***** RECORDS FOR THE EXERCISE

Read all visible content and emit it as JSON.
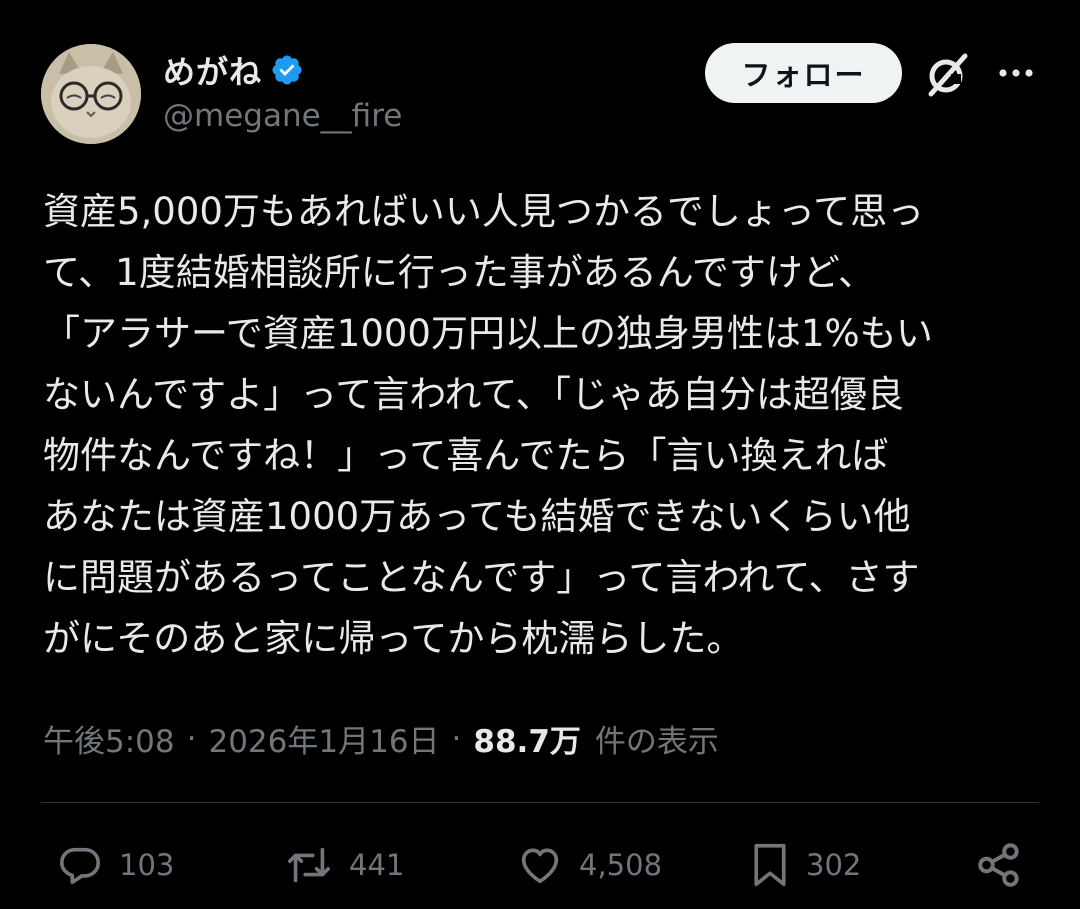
{
  "author": {
    "display_name": "めがね",
    "handle": "@megane__fire",
    "verified": true,
    "verified_color": "#1d9bf0"
  },
  "header": {
    "follow_label": "フォロー",
    "grok_icon": "grok-icon",
    "more_icon": "more-icon"
  },
  "tweet": {
    "lines": [
      "資産5,000万もあればいい人見つかるでしょって思っ",
      "て、1度結婚相談所に行った事があるんですけど、",
      "「アラサーで資産1000万円以上の独身男性は1%もい",
      "ないんですよ」って言われて、「じゃあ自分は超優良",
      "物件なんですね！」って喜んでたら「言い換えれば",
      "あなたは資産1000万あっても結婚できないくらい他",
      "に問題があるってことなんです」って言われて、さす",
      "がにそのあと家に帰ってから枕濡らした。"
    ]
  },
  "meta": {
    "time": "午後5:08",
    "separator": "·",
    "date": "2026年1月16日",
    "views_count": "88.7万",
    "views_label": "件の表示"
  },
  "actions": {
    "replies": "103",
    "reposts": "441",
    "likes": "4,508",
    "bookmarks": "302"
  },
  "colors": {
    "background": "#000000",
    "text_primary": "#e7e9ea",
    "text_secondary": "#71767b",
    "divider": "#2f3336"
  }
}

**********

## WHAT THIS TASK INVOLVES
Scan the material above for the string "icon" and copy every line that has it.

## FINISHED TASK
    "grok_icon": "grok-icon",
    "more_icon": "more-icon"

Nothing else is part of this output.